[Records for this exercise]
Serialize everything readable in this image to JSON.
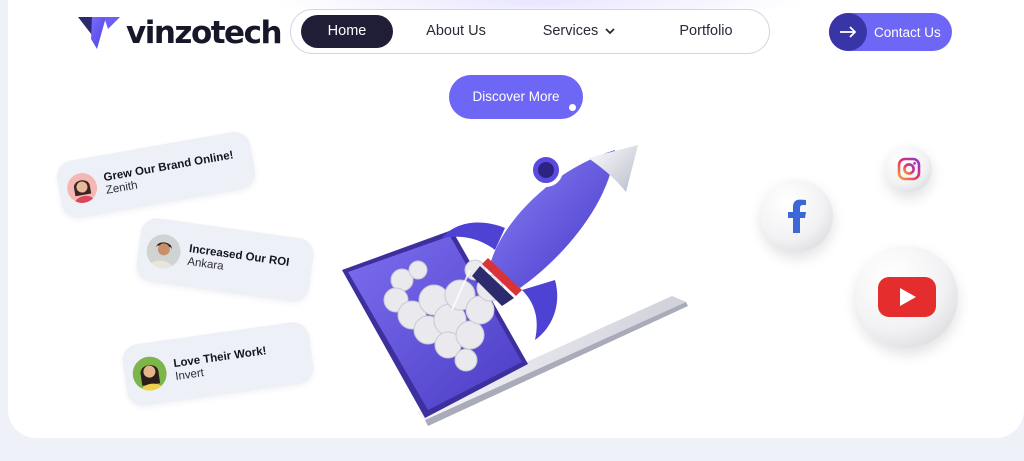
{
  "brand": {
    "name": "vinzotech",
    "accent": "#6e66f4",
    "dark": "#1f1e36"
  },
  "nav": {
    "items": [
      {
        "label": "Home",
        "active": true
      },
      {
        "label": "About Us"
      },
      {
        "label": "Services",
        "icon": "chevron-down-icon"
      },
      {
        "label": "Portfolio"
      }
    ]
  },
  "header": {
    "contact_label": "Contact Us",
    "contact_icon": "arrow-right-icon"
  },
  "hero": {
    "cta_label": "Discover More"
  },
  "testimonials": [
    {
      "title": "Grew Our Brand Online!",
      "company": "Zenith"
    },
    {
      "title": "Increased Our ROI",
      "company": "Ankara"
    },
    {
      "title": "Love Their Work!",
      "company": "Invert"
    }
  ],
  "social_icons": [
    "facebook-icon",
    "instagram-icon",
    "youtube-icon"
  ]
}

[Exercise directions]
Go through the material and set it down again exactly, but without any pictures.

[Response]
Serialize everything readable in this image to JSON.
{
  "brand": {
    "name": "vinzotech",
    "accent": "#6e66f4",
    "dark": "#1f1e36"
  },
  "nav": {
    "items": [
      {
        "label": "Home",
        "active": true
      },
      {
        "label": "About Us"
      },
      {
        "label": "Services",
        "icon": "chevron-down-icon"
      },
      {
        "label": "Portfolio"
      }
    ]
  },
  "header": {
    "contact_label": "Contact Us",
    "contact_icon": "arrow-right-icon"
  },
  "hero": {
    "cta_label": "Discover More"
  },
  "testimonials": [
    {
      "title": "Grew Our Brand Online!",
      "company": "Zenith"
    },
    {
      "title": "Increased Our ROI",
      "company": "Ankara"
    },
    {
      "title": "Love Their Work!",
      "company": "Invert"
    }
  ],
  "social_icons": [
    "facebook-icon",
    "instagram-icon",
    "youtube-icon"
  ]
}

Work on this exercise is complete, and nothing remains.